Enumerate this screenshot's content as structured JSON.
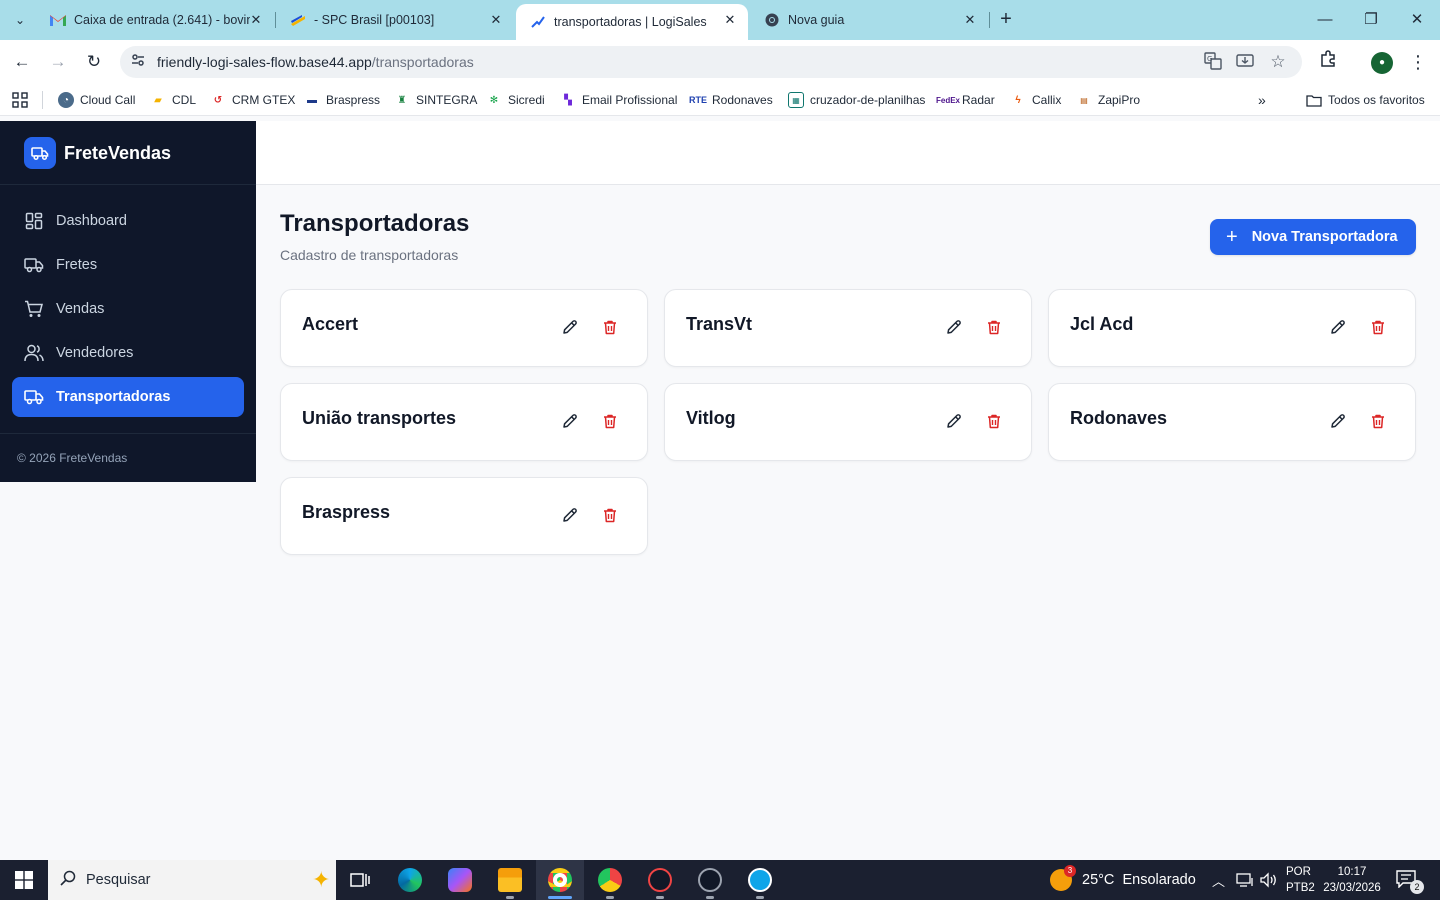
{
  "browser": {
    "tabs": [
      {
        "title": "Caixa de entrada (2.641) - bovin",
        "icon": "gmail-icon"
      },
      {
        "title": "- SPC Brasil [p00103]",
        "icon": "spc-icon"
      },
      {
        "title": "transportadoras | LogiSales",
        "icon": "logisales-icon"
      },
      {
        "title": "Nova guia",
        "icon": "chrome-icon"
      }
    ],
    "url_host": "friendly-logi-sales-flow.base44.app",
    "url_path": "/transportadoras",
    "bookmarks": [
      "Cloud Call",
      "CDL",
      "CRM GTEX",
      "Braspress",
      "SINTEGRA",
      "Sicredi",
      "Email Profissional",
      "Rodonaves",
      "cruzador-de-planilhas",
      "Radar",
      "Callix",
      "ZapiPro"
    ],
    "all_bookmarks": "Todos os favoritos"
  },
  "sidebar": {
    "brand": "FreteVendas",
    "items": [
      {
        "label": "Dashboard"
      },
      {
        "label": "Fretes"
      },
      {
        "label": "Vendas"
      },
      {
        "label": "Vendedores"
      },
      {
        "label": "Transportadoras",
        "active": true
      }
    ],
    "footer": "© 2026 FreteVendas"
  },
  "main": {
    "title": "Transportadoras",
    "subtitle": "Cadastro de transportadoras",
    "new_button": "Nova Transportadora",
    "carriers": [
      "Accert",
      "TransVt",
      "Jcl Acd",
      "União transportes",
      "Vitlog",
      "Rodonaves",
      "Braspress"
    ]
  },
  "taskbar": {
    "search_placeholder": "Pesquisar",
    "weather": "25°C  Ensolarado",
    "weather_badge": "3",
    "lang_line1": "POR",
    "lang_line2": "PTB2",
    "time": "10:17",
    "date": "23/03/2026",
    "notifications": "2"
  },
  "colors": {
    "sidebar_bg": "#0f172a",
    "accent": "#2563eb",
    "danger": "#dc2626",
    "tabbar_bg": "#a8dde9"
  }
}
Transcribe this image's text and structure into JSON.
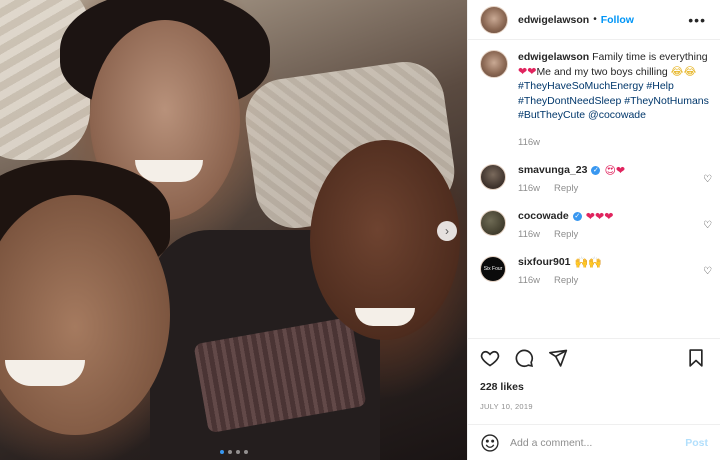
{
  "header": {
    "username": "edwigelawson",
    "separator": "•",
    "follow_label": "Follow",
    "more_icon": "more-horizontal-icon"
  },
  "caption": {
    "username": "edwigelawson",
    "text_1": "Family time is everything",
    "emoji_1": "❤❤",
    "text_2": "Me and my two boys chilling",
    "emoji_2": "😂😂",
    "hashtags": [
      "#TheyHaveSoMuchEnergy",
      "#Help",
      "#TheyDontNeedSleep",
      "#TheyNotHumans",
      "#ButTheyCute"
    ],
    "mention": "@cocowade",
    "time": "116w"
  },
  "comments": [
    {
      "username": "smavunga_23",
      "verified": true,
      "text": "😍❤",
      "time": "116w",
      "reply_label": "Reply"
    },
    {
      "username": "cocowade",
      "verified": true,
      "text": "❤❤❤",
      "time": "116w",
      "reply_label": "Reply"
    },
    {
      "username": "sixfour901",
      "verified": false,
      "text": "🙌🙌",
      "time": "116w",
      "reply_label": "Reply",
      "avatar_text": "Six Four"
    }
  ],
  "likes": "228 likes",
  "date": "JULY 10, 2019",
  "add_comment": {
    "placeholder": "Add a comment...",
    "post_label": "Post"
  },
  "carousel": {
    "slide_count": 4,
    "active_index": 0
  },
  "colors": {
    "link_blue": "#0095f6",
    "hashtag": "#00376b",
    "muted": "#8e8e8e",
    "post_disabled": "#b2dffc"
  }
}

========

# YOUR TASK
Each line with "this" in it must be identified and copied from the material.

# WRITTEN RESPONSE
Enumerate this screenshot's content as structured JSON.
Transcribe this image's text and structure into JSON.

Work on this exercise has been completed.